A reinforced carbon fiber composite was fabricated from a high modulus, high strength polyacrylonitrile based carbon fiber lightly inhibited with boron (approx. 10%) and densified with a combination of pitch and resin. Several small two dimensional reinforced carbon fiber (2-D carbon/carbon) coupons approximately 1"×3"×0.2" with excess pyrolyzed resin densification char remaining on the surfaces machined from the panel were processed in a mixture of flowing hydrogen and hydrogen fluoride gases. Furnace temperature was maintained at 1000° C. Gas flows were: HF 20SCFH (standard cubic feet/hour), H2 180SCFH. Processing time at 1000° C. with both hydrogen and hydrogen fluoride gases flowing was 4 hours. Total pressure was 770 mm. Flowing argon (20SCFH) was used during heat up from room temperature and during cool down to purge residual oxygen and etchant gases.
Examination of the coupons after processing indicated that the shiny surface char had been extensively removed uniformly exposing surface fibers. Some residual densification material remained in depressions at intersection of perpendicular yarn bundles. Thickness decrease was measured to be approximately 5 mils.
Subsequently, a coating of 10-15 mils of silicon rich silicon carbide (85% Si, remainder carbon) was applied to the etched coupon. Examination revealed no delamination or spalling.

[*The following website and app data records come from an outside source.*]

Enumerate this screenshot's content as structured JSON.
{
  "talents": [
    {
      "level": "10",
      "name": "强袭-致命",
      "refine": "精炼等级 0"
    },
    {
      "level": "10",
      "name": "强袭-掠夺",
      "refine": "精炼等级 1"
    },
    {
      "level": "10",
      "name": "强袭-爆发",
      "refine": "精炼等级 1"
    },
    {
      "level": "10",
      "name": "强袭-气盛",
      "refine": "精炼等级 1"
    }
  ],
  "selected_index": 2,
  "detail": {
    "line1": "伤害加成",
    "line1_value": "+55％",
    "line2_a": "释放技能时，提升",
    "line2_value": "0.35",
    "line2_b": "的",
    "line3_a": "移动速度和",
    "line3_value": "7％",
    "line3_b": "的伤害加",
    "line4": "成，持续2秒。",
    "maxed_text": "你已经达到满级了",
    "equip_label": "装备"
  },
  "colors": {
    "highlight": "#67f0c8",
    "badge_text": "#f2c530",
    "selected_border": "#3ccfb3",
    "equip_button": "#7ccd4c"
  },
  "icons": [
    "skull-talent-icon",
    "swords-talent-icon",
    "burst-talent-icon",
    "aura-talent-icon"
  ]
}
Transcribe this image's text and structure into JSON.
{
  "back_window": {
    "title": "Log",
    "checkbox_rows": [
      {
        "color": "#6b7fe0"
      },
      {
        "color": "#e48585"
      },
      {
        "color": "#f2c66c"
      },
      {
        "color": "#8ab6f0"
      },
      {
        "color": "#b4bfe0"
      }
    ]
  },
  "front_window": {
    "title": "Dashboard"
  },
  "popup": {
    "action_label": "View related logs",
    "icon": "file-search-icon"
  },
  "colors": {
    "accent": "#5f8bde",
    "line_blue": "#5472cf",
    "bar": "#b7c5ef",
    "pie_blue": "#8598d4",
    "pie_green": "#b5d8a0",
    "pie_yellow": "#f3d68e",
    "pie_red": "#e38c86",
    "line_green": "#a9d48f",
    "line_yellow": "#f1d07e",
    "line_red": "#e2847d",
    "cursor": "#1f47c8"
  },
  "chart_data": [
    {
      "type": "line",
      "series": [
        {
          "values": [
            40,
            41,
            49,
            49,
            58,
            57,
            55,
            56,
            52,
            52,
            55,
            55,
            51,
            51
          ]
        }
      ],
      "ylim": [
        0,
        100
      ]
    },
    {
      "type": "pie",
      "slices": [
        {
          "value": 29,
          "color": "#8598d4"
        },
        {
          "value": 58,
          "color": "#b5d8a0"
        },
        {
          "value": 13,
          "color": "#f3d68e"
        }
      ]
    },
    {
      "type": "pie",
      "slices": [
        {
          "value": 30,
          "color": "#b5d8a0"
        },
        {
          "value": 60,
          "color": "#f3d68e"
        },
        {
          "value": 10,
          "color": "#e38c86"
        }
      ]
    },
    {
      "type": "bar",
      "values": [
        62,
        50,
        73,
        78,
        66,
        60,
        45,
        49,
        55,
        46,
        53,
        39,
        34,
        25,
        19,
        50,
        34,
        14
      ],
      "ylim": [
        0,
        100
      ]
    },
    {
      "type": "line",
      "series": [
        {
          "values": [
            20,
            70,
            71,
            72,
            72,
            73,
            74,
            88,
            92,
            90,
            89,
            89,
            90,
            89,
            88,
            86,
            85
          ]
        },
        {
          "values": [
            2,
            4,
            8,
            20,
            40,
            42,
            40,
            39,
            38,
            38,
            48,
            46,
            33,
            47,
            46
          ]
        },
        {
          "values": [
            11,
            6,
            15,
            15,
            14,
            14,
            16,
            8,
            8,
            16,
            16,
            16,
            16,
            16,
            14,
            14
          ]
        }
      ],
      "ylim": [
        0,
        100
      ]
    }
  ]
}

A large rib stiffened 2-D carbon/carbon (as in Example #1) panel, approximately 18"×24"×3" high with excess resin densification char was processed under the same conditions as in Example #1. After processing, visual examination indicated uniform removal of char material and exposure of the underlying fiber-matrix structure. Thickness reduction was in the 5 to 10 mil range.
A coating of 10-15 mils of silicon rich (85% Si) silicon carbide was then applied to the etched panel without incurring coating spallation or delamination.

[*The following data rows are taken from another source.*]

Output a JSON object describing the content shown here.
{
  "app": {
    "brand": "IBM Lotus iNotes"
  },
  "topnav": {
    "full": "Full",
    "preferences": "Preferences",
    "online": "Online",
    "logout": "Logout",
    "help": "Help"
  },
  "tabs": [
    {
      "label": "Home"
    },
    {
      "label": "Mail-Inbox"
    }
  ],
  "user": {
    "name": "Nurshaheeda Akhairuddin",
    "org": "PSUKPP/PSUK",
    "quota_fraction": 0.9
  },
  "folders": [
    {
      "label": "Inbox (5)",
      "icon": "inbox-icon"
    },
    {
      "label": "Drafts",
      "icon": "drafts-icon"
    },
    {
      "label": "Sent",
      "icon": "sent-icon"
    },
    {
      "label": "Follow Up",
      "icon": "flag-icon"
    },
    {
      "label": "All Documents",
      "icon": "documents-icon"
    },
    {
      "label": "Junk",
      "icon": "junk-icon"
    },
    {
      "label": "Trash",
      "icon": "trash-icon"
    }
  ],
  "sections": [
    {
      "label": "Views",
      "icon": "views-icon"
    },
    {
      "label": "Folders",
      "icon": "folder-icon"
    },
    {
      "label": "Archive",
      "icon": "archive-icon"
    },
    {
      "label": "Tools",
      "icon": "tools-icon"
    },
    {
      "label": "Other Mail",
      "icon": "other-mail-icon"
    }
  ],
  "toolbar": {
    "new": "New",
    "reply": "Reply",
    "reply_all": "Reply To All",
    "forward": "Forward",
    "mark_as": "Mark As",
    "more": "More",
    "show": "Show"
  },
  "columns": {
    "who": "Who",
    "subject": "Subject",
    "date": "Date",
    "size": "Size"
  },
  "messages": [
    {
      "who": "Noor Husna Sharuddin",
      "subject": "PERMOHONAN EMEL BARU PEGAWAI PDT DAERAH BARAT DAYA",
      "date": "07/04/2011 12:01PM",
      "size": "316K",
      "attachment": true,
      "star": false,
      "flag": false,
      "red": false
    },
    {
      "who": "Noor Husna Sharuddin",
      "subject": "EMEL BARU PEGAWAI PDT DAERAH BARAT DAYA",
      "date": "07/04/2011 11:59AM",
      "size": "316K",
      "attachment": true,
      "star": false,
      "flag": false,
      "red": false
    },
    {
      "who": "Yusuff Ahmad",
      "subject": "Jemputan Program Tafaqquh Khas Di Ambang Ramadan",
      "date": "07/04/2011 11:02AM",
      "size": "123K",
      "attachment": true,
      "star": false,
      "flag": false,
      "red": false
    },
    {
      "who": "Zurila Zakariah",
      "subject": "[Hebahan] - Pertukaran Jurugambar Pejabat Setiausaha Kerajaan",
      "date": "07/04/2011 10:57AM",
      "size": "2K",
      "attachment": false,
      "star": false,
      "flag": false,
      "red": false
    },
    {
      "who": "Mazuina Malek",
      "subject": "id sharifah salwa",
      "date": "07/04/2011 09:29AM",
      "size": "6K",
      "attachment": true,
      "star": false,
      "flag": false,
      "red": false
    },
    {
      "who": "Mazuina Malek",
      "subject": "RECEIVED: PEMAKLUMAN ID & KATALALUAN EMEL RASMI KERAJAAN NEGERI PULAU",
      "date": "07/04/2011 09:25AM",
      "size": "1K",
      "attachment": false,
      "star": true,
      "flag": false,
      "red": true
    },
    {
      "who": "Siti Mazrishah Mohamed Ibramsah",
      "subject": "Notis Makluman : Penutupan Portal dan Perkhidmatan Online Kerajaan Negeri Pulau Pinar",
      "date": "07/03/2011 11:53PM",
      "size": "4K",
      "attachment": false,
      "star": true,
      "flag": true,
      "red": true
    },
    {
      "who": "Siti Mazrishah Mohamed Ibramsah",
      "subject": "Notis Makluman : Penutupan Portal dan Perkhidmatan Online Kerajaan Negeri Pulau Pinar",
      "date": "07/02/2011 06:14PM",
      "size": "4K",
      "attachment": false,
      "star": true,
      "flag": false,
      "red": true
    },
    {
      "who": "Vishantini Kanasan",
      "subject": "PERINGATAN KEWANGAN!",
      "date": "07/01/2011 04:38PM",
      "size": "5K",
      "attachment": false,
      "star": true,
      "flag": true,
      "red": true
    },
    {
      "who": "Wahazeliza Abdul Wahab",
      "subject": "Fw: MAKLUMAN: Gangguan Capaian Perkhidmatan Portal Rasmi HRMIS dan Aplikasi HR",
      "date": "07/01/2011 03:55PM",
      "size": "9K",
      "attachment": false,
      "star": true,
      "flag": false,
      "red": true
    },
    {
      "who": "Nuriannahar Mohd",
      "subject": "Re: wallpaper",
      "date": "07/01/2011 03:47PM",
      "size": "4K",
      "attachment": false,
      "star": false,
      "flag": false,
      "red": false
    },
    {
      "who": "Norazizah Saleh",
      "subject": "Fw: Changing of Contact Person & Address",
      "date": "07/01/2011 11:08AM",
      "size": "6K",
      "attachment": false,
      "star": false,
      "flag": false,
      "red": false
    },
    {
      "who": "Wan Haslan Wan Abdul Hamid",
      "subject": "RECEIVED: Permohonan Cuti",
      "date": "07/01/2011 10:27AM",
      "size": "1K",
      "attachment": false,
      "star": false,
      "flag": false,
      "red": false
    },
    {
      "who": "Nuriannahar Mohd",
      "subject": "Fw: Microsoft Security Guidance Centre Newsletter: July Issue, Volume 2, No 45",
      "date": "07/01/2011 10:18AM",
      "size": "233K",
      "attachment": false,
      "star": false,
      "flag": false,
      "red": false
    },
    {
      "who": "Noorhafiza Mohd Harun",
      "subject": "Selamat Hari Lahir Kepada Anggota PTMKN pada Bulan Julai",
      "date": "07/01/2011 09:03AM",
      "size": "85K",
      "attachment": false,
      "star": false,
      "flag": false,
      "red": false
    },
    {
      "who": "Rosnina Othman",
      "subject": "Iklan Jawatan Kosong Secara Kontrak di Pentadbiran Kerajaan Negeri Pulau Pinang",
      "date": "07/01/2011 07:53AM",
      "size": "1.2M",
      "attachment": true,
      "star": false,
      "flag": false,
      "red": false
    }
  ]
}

Several 3/4"×3"×0.25" 2-D carbon/carbon coupons with residual pyrolytic carbon densification scale remaining on the surface were processed under the following conditions: gas flows were hydrogen fluoride 30 SCFH and hydrogen 170 SCFH; processing time at 1000° C. was a total of 8 hours; and total pressure was 770 mm. Flowing argon gas at 20 SCFH was used during heat up and cool down for purging the reaction chamber and exhaust lines.
The same coating as described in Examples #1 was applied without incurring spalling or delamination.

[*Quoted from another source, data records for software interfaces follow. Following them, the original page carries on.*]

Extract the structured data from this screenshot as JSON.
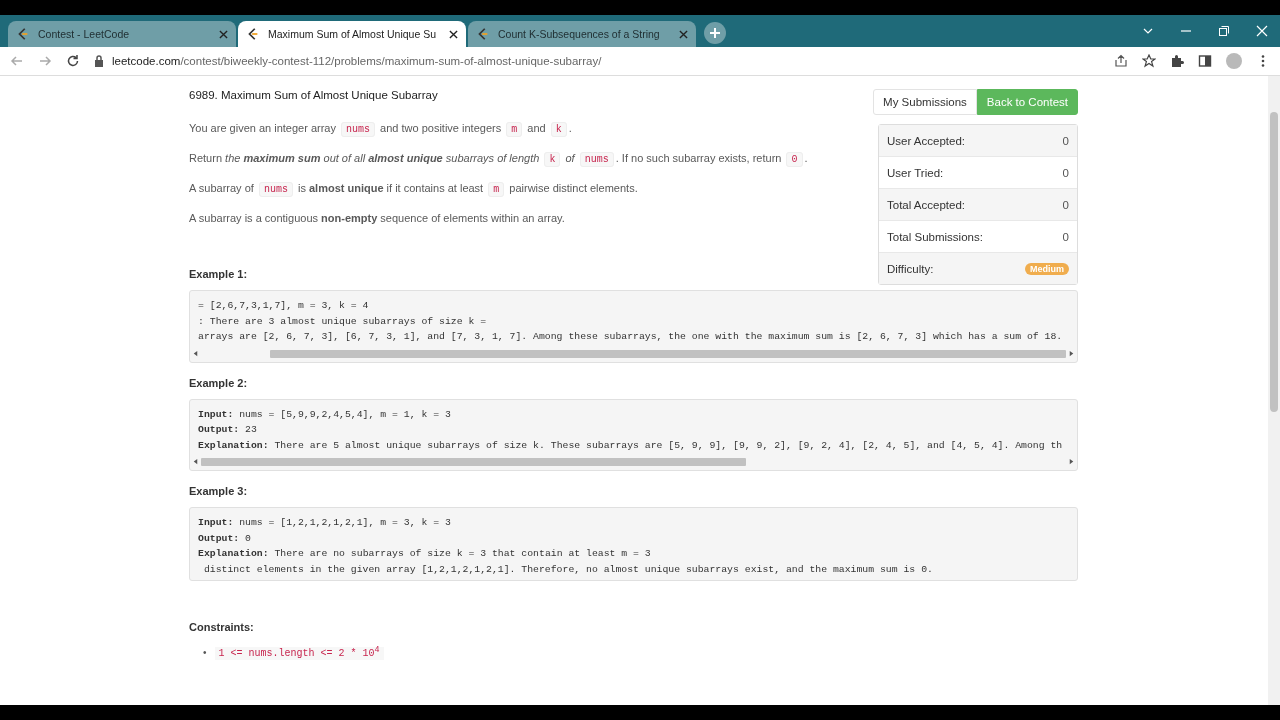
{
  "browser": {
    "tabs": [
      {
        "title": "Contest - LeetCode",
        "selected": false
      },
      {
        "title": "Maximum Sum of Almost Unique Su",
        "selected": true
      },
      {
        "title": "Count K-Subsequences of a String",
        "selected": false
      }
    ],
    "url": {
      "domain": "leetcode.com",
      "path": "/contest/biweekly-contest-112/problems/maximum-sum-of-almost-unique-subarray/"
    }
  },
  "problem": {
    "title": "6989. Maximum Sum of Almost Unique Subarray",
    "paragraphs": [
      [
        {
          "kind": "text",
          "text": "You are given an integer array "
        },
        {
          "kind": "code",
          "text": "nums"
        },
        {
          "kind": "text",
          "text": " and two positive integers "
        },
        {
          "kind": "code",
          "text": "m"
        },
        {
          "kind": "text",
          "text": " and "
        },
        {
          "kind": "code",
          "text": "k"
        },
        {
          "kind": "text",
          "text": "."
        }
      ],
      [
        {
          "kind": "text",
          "text": "Return "
        },
        {
          "kind": "italic",
          "text": "the **maximum sum** out of all **almost unique** subarrays of length "
        },
        {
          "kind": "code",
          "text": "k"
        },
        {
          "kind": "italic",
          "text": " of "
        },
        {
          "kind": "code",
          "text": "nums"
        },
        {
          "kind": "text",
          "text": ". If no such subarray exists, return "
        },
        {
          "kind": "code",
          "text": "0"
        },
        {
          "kind": "text",
          "text": "."
        }
      ],
      [
        {
          "kind": "text",
          "text": "A subarray of "
        },
        {
          "kind": "code",
          "text": "nums"
        },
        {
          "kind": "text",
          "text": " is **almost unique** if it contains at least "
        },
        {
          "kind": "code",
          "text": "m"
        },
        {
          "kind": "text",
          "text": " pairwise distinct elements."
        }
      ],
      [
        {
          "kind": "text",
          "text": "A subarray is a contiguous **non-empty** sequence of elements within an array."
        }
      ]
    ],
    "examples": [
      {
        "heading": "Example 1:",
        "scrollable": true,
        "scrolled": true,
        "lines": [
          "= [2,6,7,3,1,7], m = 3, k = 4",
          ": There are 3 almost unique subarrays of size k =",
          "arrays are [2, 6, 7, 3], [6, 7, 3, 1], and [7, 3, 1, 7]. Among these subarrays, the one with the maximum sum is [2, 6, 7, 3] which has a sum of 18."
        ]
      },
      {
        "heading": "Example 2:",
        "scrollable": true,
        "scrolled": false,
        "lines": [
          "**Input:** nums = [5,9,9,2,4,5,4], m = 1, k = 3",
          "**Output:** 23",
          "**Explanation:** There are 5 almost unique subarrays of size k. These subarrays are [5, 9, 9], [9, 9, 2], [9, 2, 4], [2, 4, 5], and [4, 5, 4]. Among th"
        ]
      },
      {
        "heading": "Example 3:",
        "scrollable": false,
        "lines": [
          "**Input:** nums = [1,2,1,2,1,2,1], m = 3, k = 3",
          "**Output:** 0",
          "**Explanation:** There are no subarrays of size k = 3 that contain at least m = 3",
          " distinct elements in the given array [1,2,1,2,1,2,1]. Therefore, no almost unique subarrays exist, and the maximum sum is 0."
        ]
      }
    ],
    "constraints": {
      "heading": "Constraints:",
      "items": [
        {
          "bullet": "•",
          "text": "1 <= nums.length <= 2 * 10$^{4}$"
        }
      ]
    }
  },
  "sidebar": {
    "buttons": [
      {
        "label": "My Submissions",
        "kind": "default"
      },
      {
        "label": "Back to Contest",
        "kind": "primary"
      }
    ],
    "stats": [
      {
        "label": "User Accepted:",
        "value": "0"
      },
      {
        "label": "User Tried:",
        "value": "0"
      },
      {
        "label": "Total Accepted:",
        "value": "0"
      },
      {
        "label": "Total Submissions:",
        "value": "0"
      },
      {
        "label": "Difficulty:",
        "badge": "Medium"
      }
    ]
  }
}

A 2-D carbon/carbon panel as described in Example #2 was previously coated with 5-8 mils of silicon rich (85% Si) silicon carbide. After visual examination determined that the coating was defective and contained isolated delaminations, the panel was subjected to multiple exposures of flowing hydrogen and hydrogen fluoride gas under the conditions described in Example #1. After four exposures, the defective coating was entirely removed leaving the composite surface free of coating material and exposing the carbon fibers to a depth of 1 to 5 mils.
The panel was subsequently re-coated as in Example #2 without incurring coating spallation or delamination.